Do you think we maintain the spirit of nineteenth century serials anywhere else in our culture? At some level, do we long for that feeling of anticipation rather than immediate gratification, or have we become just too busy for that? Any memories of how a serialized story became important in your own life as a reader or audience member?
Check out the rest of Mathew’s tour stops here.
Note: the trade paperback comes out October 6th! Pre-order it now!
Pub. Date: October 06, 2009
Publisher: Random House Publishing Group
Format: Paperback, 416pp
The blurb from the publisher:
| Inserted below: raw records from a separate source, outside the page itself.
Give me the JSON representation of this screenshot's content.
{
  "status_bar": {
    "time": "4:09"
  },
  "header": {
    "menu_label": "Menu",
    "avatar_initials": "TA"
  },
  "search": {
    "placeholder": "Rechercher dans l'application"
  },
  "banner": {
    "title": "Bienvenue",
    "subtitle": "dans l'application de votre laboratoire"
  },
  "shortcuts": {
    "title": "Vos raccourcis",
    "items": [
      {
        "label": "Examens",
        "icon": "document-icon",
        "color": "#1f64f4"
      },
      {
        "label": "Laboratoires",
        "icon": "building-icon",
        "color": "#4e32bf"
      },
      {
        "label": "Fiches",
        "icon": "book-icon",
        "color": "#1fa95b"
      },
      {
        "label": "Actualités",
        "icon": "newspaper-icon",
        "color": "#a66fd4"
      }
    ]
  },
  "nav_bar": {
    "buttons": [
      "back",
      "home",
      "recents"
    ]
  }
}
Boston, 1870. When news of Charles Dickens’s untimely death reaches the office of his struggling American publisher, Fields & Osgood, partner James Osgood sends his trusted clerk Daniel Sand to await Dickens’s unfinished novel–The Mystery of Edwin Drood. But when Daniel’s body is discovered by the docks and the manuscript is nowhere to be found, Osgood must embark on a transatlantic quest to unearth the novel that will save his venerable business and reveal Daniel’s killer.
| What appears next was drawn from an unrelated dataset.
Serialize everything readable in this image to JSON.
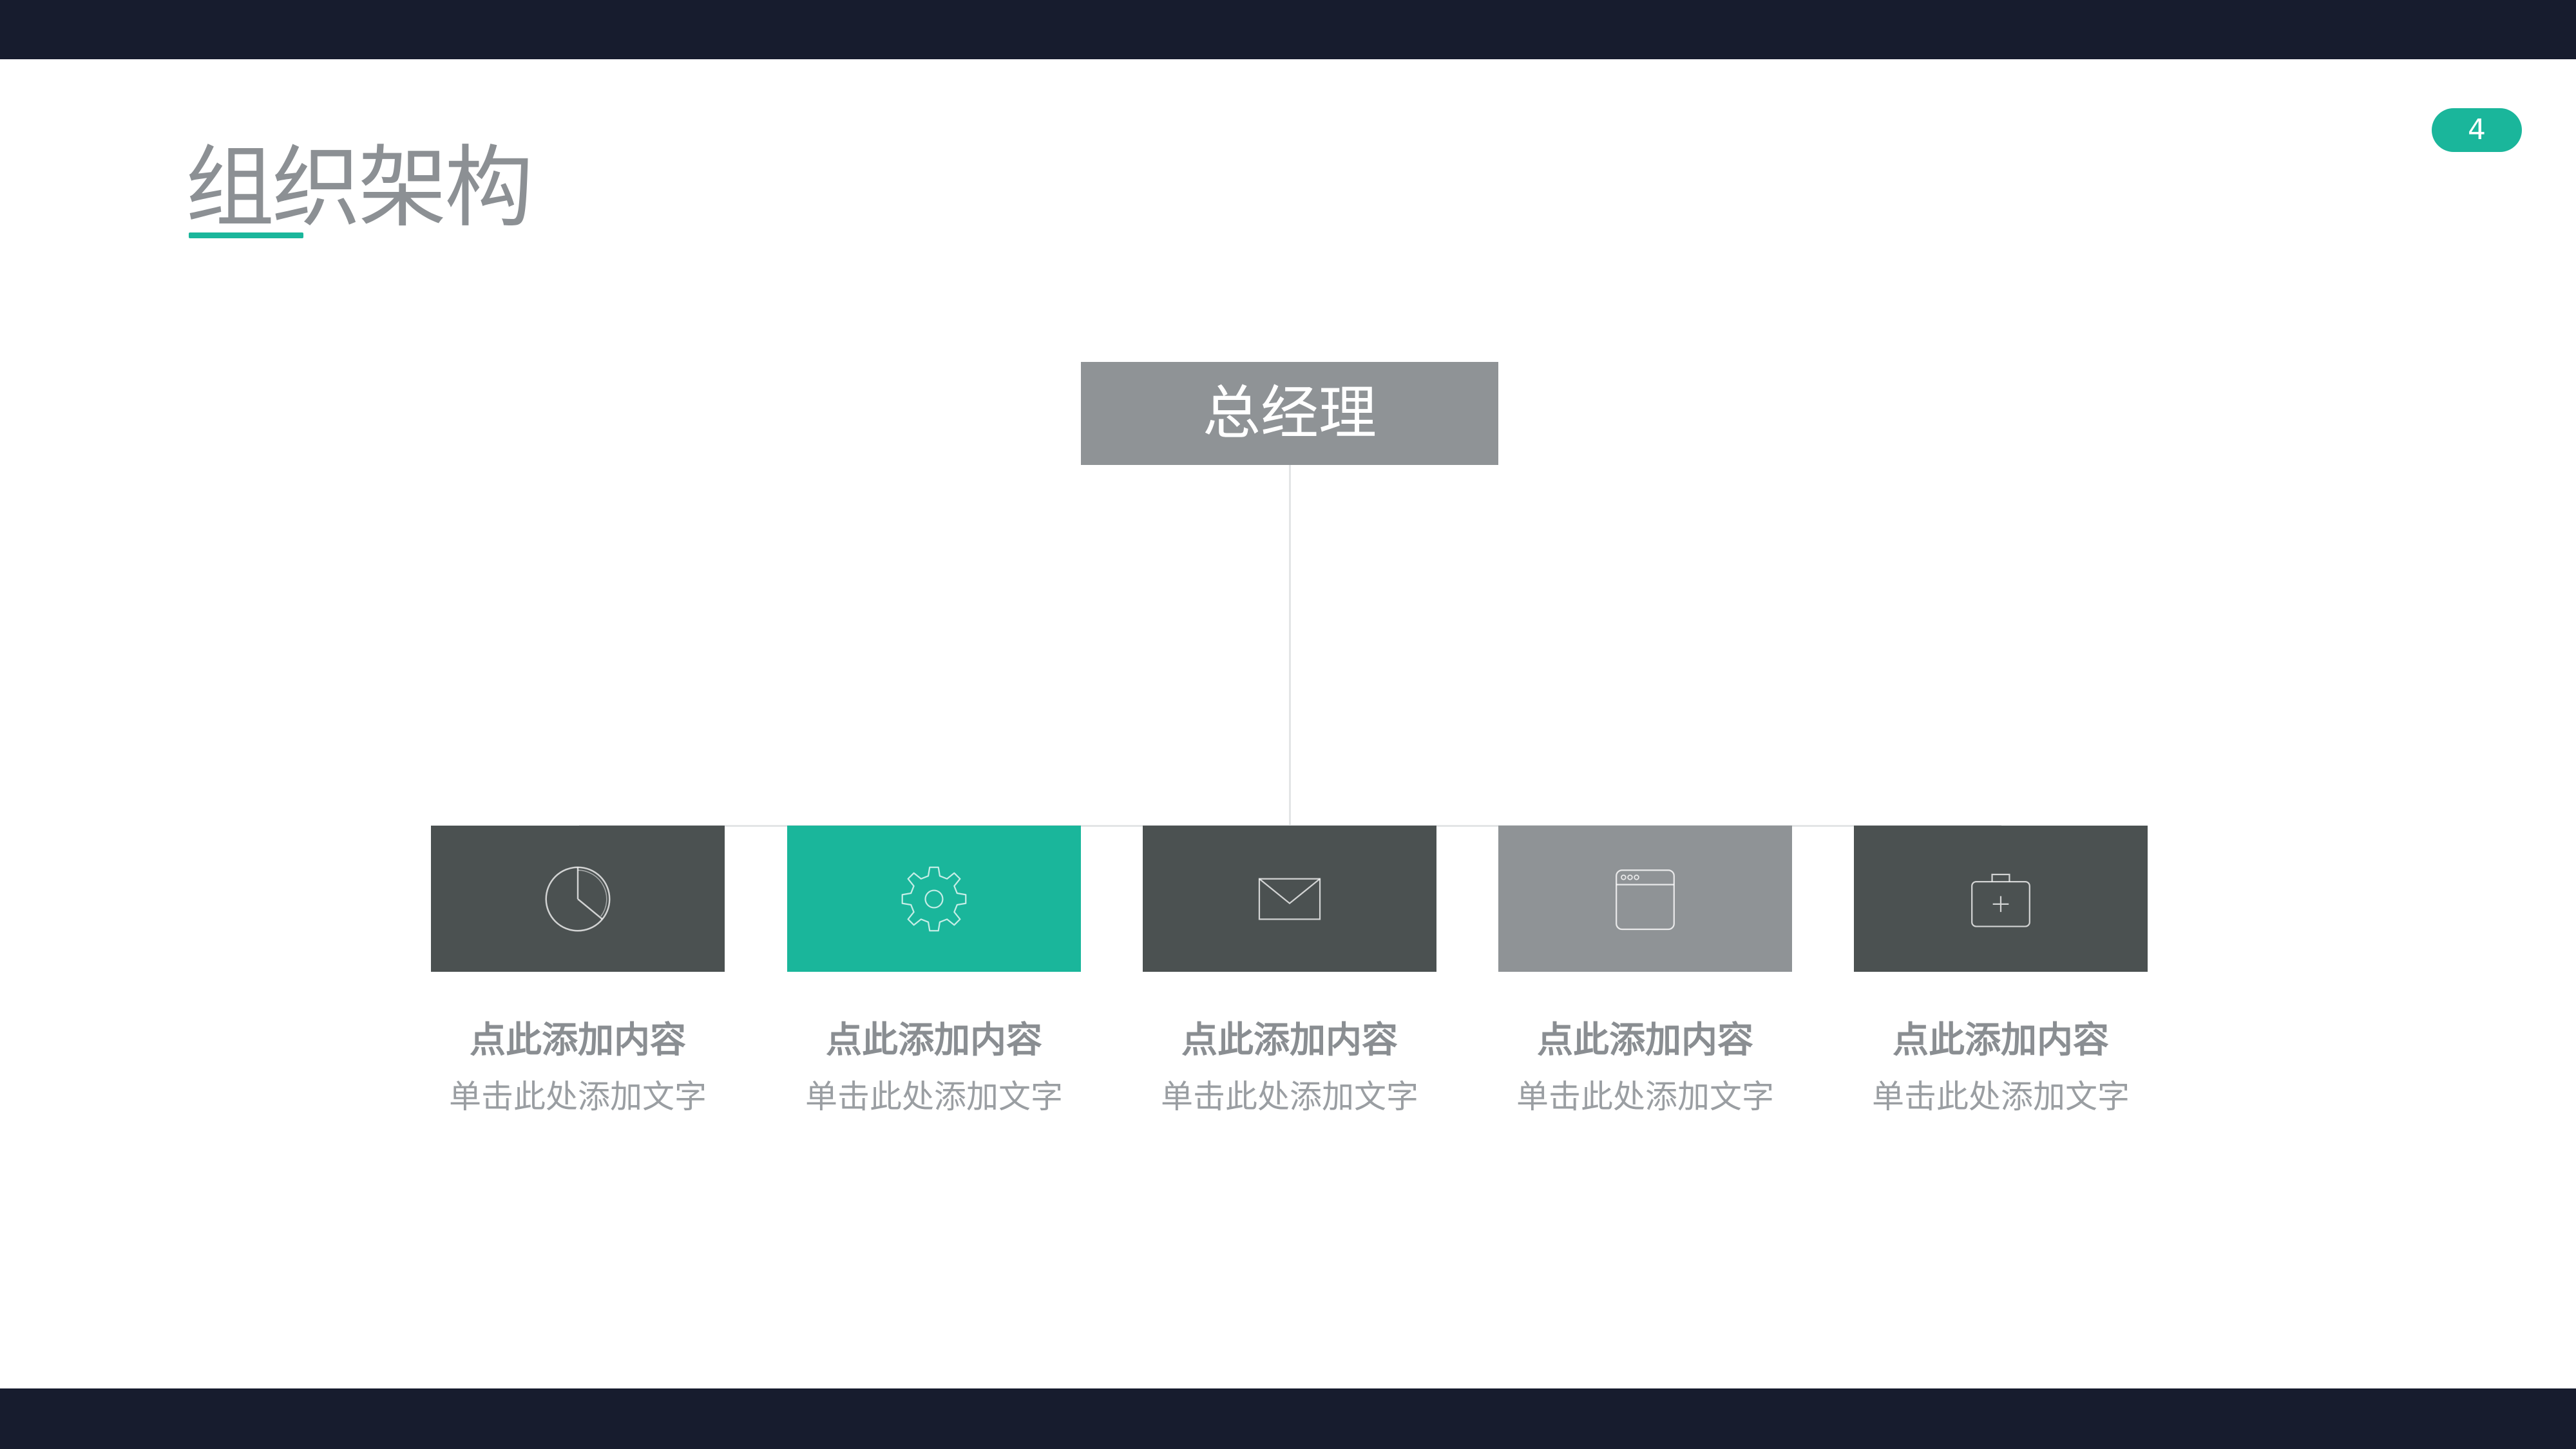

The Short of It:
A literary adventure of the most enjoyable kind. The Last Dickens is a historical literary thriller that includes a good dose of mystery, lots of bookish references and a smattering of romance all rolled into one.
The Rest of It:
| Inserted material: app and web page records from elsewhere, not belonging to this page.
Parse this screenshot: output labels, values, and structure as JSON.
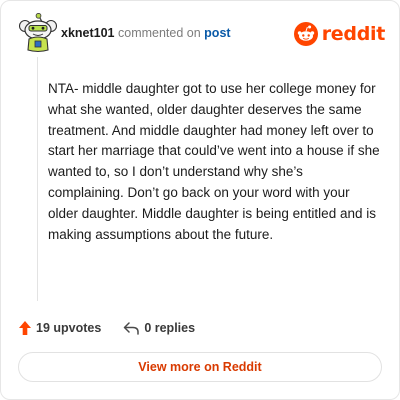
{
  "comment": {
    "username": "xknet101",
    "verb": "commented on",
    "target_link": "post",
    "avatar_icon": "snoo-avatar-icon",
    "body": "NTA- middle daughter got to use her college money for what she wanted, older daughter deserves the same treatment. And middle daughter had money left over to start her marriage that could’ve went into a house if she wanted to, so I don’t understand why she’s complaining. Don’t go back on your word with your older daughter. Middle daughter is being entitled and is making assumptions about the future."
  },
  "brand": {
    "name": "reddit",
    "icon": "reddit-logo-icon",
    "color": "#ff4500"
  },
  "actions": {
    "upvotes_label": "19 upvotes",
    "upvote_icon": "upvote-arrow-icon",
    "upvote_color": "#ff4500",
    "replies_label": "0 replies",
    "reply_icon": "reply-arrow-icon"
  },
  "footer": {
    "view_more_label": "View more on Reddit",
    "link_color": "#d93a00"
  }
}
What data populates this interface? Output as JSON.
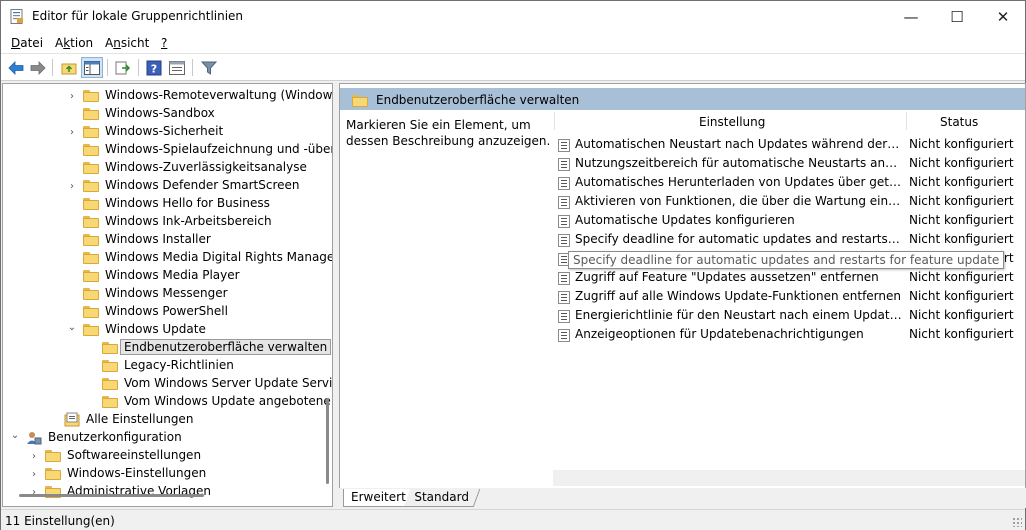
{
  "window": {
    "title": "Editor für lokale Gruppenrichtlinien",
    "buttons": {
      "minimize": "—",
      "maximize": "☐",
      "close": "✕"
    }
  },
  "menu": {
    "items": [
      {
        "label": "Datei",
        "accel": "D",
        "rest": "atei"
      },
      {
        "label": "Aktion",
        "accel": "k",
        "rest_pre": "A",
        "rest": "tion"
      },
      {
        "label": "Ansicht",
        "accel": "n",
        "rest_pre": "A",
        "rest": "sicht"
      },
      {
        "label": "?"
      }
    ]
  },
  "toolbar": {
    "icons": [
      "back-icon",
      "forward-icon",
      "up-folder-icon",
      "show-hide-tree-icon",
      "export-list-icon",
      "help-icon",
      "properties-icon",
      "filter-icon"
    ]
  },
  "tree": {
    "items": [
      {
        "label": "Windows-Remoteverwaltung (Windows",
        "expandable": true
      },
      {
        "label": "Windows-Sandbox",
        "expandable": false
      },
      {
        "label": "Windows-Sicherheit",
        "expandable": true
      },
      {
        "label": "Windows-Spielaufzeichnung und -übertr",
        "expandable": false
      },
      {
        "label": "Windows-Zuverlässigkeitsanalyse",
        "expandable": false
      },
      {
        "label": "Windows Defender SmartScreen",
        "expandable": true
      },
      {
        "label": "Windows Hello for Business",
        "expandable": false
      },
      {
        "label": "Windows Ink-Arbeitsbereich",
        "expandable": false
      },
      {
        "label": "Windows Installer",
        "expandable": false
      },
      {
        "label": "Windows Media Digital Rights Managem",
        "expandable": false
      },
      {
        "label": "Windows Media Player",
        "expandable": false
      },
      {
        "label": "Windows Messenger",
        "expandable": false
      },
      {
        "label": "Windows PowerShell",
        "expandable": false
      },
      {
        "label": "Windows Update",
        "expandable": true,
        "expanded": true
      },
      {
        "label": "Endbenutzeroberfläche verwalten",
        "selected": true
      },
      {
        "label": "Legacy-Richtlinien"
      },
      {
        "label": "Vom Windows Server Update Service"
      },
      {
        "label": "Vom Windows Update angebotene U"
      },
      {
        "label": "Alle Einstellungen"
      },
      {
        "label": "Benutzerkonfiguration",
        "expanded": true
      },
      {
        "label": "Softwareeinstellungen",
        "expandable": true
      },
      {
        "label": "Windows-Einstellungen",
        "expandable": true
      },
      {
        "label": "Administrative Vorlagen",
        "expandable": true
      }
    ]
  },
  "details": {
    "header_title": "Endbenutzeroberfläche verwalten",
    "description": "Markieren Sie ein Element, um dessen Beschreibung anzuzeigen.",
    "columns": {
      "setting": "Einstellung",
      "status": "Status"
    },
    "rows": [
      {
        "name": "Automatischen Neustart nach Updates während der Nutzun...",
        "status": "Nicht konfiguriert"
      },
      {
        "name": "Nutzungszeitbereich für automatische Neustarts angeben",
        "status": "Nicht konfiguriert"
      },
      {
        "name": "Automatisches Herunterladen von Updates über getaktete V...",
        "status": "Nicht konfiguriert"
      },
      {
        "name": "Aktivieren von Funktionen, die über die Wartung eingeführt ...",
        "status": "Nicht konfiguriert"
      },
      {
        "name": "Automatische Updates konfigurieren",
        "status": "Nicht konfiguriert"
      },
      {
        "name": "Specify deadline for automatic updates and restarts for quali...",
        "status": "Nicht konfiguriert"
      },
      {
        "name": "Specify deadline for automatic updates and restarts for feature update",
        "status": "Nicht konfiguriert"
      },
      {
        "name": "Zugriff auf Feature \"Updates aussetzen\" entfernen",
        "status": "Nicht konfiguriert"
      },
      {
        "name": "Zugriff auf alle Windows Update-Funktionen entfernen",
        "status": "Nicht konfiguriert"
      },
      {
        "name": "Energierichtlinie für den Neustart nach einem Update, die fü...",
        "status": "Nicht konfiguriert"
      },
      {
        "name": "Anzeigeoptionen für Updatebenachrichtigungen",
        "status": "Nicht konfiguriert"
      }
    ],
    "tooltip": "Specify deadline for automatic updates and restarts for feature update"
  },
  "tabs": {
    "extended": "Erweitert",
    "standard": "Standard"
  },
  "status_bar": {
    "text": "11 Einstellung(en)"
  }
}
The Last Dickens is a fictionalization that focuses on the unfinished novel, The Mystery of Edwin Drood. Although the novel started out a tad slow for me, it didn’t take long for me to get into the story or its characters. As I was reading, I found myself thinking about silent films from the early 1900’s. Why, you ask? Well, the villains in those films were these creepy, shadowy apparitions that appeared out of nowhere. There is much of that in this novel as well. Additionally, the lure of the opium dens and their smoky interiors add to the mysterious air of the novel. Films from that era had to rely on setting and the setting that Pearl paints, draws the reader in.
However, what I really enjoyed were the passages about Dickens himself. Pearl does an excellent job of making Dickens an accessible, compassionate human being. The eccentricities of the author shine through, yet he is a bit softer around the edges…more likable I guess. Earlier in the year I read Drood by Dan Simmons. In that novel, the sections that dealt with Dickens and his American tour seemed a tad tedious to get through. I didn’t find that to be the case with The Last Dickens. Pearl takes the time to focus on Dickens as a man, and not just his readings alone. I felt that this alone helped the reader understand how much this man was loved by his readers.
Another item of importance is that it is not necessary for you to have read any of Dickens’s work. Doing so certainly adds to the experience but The Last Dickens does not require it of the reader. Overall, this reading adventure was well worth the trip and I look forward to reading Pearl’s other works.
Matthew is coming by for another visit on Wednesday, September 30th for a guest post. Be sure to check it out because it will also include a chance to win the book!